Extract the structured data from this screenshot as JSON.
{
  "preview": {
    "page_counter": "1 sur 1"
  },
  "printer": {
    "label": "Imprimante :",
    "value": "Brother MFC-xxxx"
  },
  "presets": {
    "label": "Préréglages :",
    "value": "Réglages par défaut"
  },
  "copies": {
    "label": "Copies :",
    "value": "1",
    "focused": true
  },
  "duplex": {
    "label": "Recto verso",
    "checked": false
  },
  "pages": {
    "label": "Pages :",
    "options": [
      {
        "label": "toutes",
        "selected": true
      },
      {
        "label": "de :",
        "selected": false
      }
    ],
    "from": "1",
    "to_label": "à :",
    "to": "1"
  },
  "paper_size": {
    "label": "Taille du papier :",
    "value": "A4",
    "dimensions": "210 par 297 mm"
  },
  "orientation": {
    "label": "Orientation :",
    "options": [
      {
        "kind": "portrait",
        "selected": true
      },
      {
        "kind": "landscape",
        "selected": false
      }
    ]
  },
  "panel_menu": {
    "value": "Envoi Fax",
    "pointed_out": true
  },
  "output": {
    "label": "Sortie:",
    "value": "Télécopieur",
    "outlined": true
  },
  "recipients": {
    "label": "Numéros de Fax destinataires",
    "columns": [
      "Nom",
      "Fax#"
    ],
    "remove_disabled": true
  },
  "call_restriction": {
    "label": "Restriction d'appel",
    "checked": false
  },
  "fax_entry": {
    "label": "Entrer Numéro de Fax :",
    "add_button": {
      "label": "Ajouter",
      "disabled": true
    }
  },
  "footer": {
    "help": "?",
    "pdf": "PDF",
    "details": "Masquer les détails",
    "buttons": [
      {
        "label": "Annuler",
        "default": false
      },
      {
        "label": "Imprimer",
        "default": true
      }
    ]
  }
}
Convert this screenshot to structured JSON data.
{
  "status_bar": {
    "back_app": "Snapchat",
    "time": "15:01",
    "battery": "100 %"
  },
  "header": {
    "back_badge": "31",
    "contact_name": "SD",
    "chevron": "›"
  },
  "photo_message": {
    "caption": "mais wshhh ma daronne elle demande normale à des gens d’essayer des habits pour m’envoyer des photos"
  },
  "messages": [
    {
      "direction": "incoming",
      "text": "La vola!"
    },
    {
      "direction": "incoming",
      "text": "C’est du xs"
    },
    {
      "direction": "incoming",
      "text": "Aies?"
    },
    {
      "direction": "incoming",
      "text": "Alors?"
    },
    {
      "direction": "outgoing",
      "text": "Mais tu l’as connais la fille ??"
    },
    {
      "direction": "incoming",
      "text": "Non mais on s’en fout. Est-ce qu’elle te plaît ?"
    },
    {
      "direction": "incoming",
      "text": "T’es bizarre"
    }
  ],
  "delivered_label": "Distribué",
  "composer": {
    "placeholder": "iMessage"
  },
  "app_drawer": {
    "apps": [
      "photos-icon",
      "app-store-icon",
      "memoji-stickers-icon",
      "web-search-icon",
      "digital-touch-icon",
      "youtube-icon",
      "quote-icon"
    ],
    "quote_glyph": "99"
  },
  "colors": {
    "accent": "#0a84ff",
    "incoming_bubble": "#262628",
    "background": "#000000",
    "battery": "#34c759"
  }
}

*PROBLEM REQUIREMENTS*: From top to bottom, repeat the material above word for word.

*TASK RESULT*:
Extract the structured data from this screenshot as JSON.
{
  "preview": {
    "page_counter": "1 sur 1"
  },
  "printer": {
    "label": "Imprimante :",
    "value": "Brother MFC-xxxx"
  },
  "presets": {
    "label": "Préréglages :",
    "value": "Réglages par défaut"
  },
  "copies": {
    "label": "Copies :",
    "value": "1",
    "focused": true
  },
  "duplex": {
    "label": "Recto verso",
    "checked": false
  },
  "pages": {
    "label": "Pages :",
    "options": [
      {
        "label": "toutes",
        "selected": true
      },
      {
        "label": "de :",
        "selected": false
      }
    ],
    "from": "1",
    "to_label": "à :",
    "to": "1"
  },
  "paper_size": {
    "label": "Taille du papier :",
    "value": "A4",
    "dimensions": "210 par 297 mm"
  },
  "orientation": {
    "label": "Orientation :",
    "options": [
      {
        "kind": "portrait",
        "selected": true
      },
      {
        "kind": "landscape",
        "selected": false
      }
    ]
  },
  "panel_menu": {
    "value": "Envoi Fax",
    "pointed_out": true
  },
  "output": {
    "label": "Sortie:",
    "value": "Télécopieur",
    "outlined": true
  },
  "recipients": {
    "label": "Numéros de Fax destinataires",
    "columns": [
      "Nom",
      "Fax#"
    ],
    "remove_disabled": true
  },
  "call_restriction": {
    "label": "Restriction d'appel",
    "checked": false
  },
  "fax_entry": {
    "label": "Entrer Numéro de Fax :",
    "add_button": {
      "label": "Ajouter",
      "disabled": true
    }
  },
  "footer": {
    "help": "?",
    "pdf": "PDF",
    "details": "Masquer les détails",
    "buttons": [
      {
        "label": "Annuler",
        "default": false
      },
      {
        "label": "Imprimer",
        "default": true
      }
    ]
  }
}
Convert this screenshot to structured JSON data.
{
  "status_bar": {
    "back_app": "Snapchat",
    "time": "15:01",
    "battery": "100 %"
  },
  "header": {
    "back_badge": "31",
    "contact_name": "SD",
    "chevron": "›"
  },
  "photo_message": {
    "caption": "mais wshhh ma daronne elle demande normale à des gens d’essayer des habits pour m’envoyer des photos"
  },
  "messages": [
    {
      "direction": "incoming",
      "text": "La vola!"
    },
    {
      "direction": "incoming",
      "text": "C’est du xs"
    },
    {
      "direction": "incoming",
      "text": "Aies?"
    },
    {
      "direction": "incoming",
      "text": "Alors?"
    },
    {
      "direction": "outgoing",
      "text": "Mais tu l’as connais la fille ??"
    },
    {
      "direction": "incoming",
      "text": "Non mais on s’en fout. Est-ce qu’elle te plaît ?"
    },
    {
      "direction": "incoming",
      "text": "T’es bizarre"
    }
  ],
  "delivered_label": "Distribué",
  "composer": {
    "placeholder": "iMessage"
  },
  "app_drawer": {
    "apps": [
      "photos-icon",
      "app-store-icon",
      "memoji-stickers-icon",
      "web-search-icon",
      "digital-touch-icon",
      "youtube-icon",
      "quote-icon"
    ],
    "quote_glyph": "99"
  },
  "colors": {
    "accent": "#0a84ff",
    "incoming_bubble": "#262628",
    "background": "#000000",
    "battery": "#34c759"
  }
}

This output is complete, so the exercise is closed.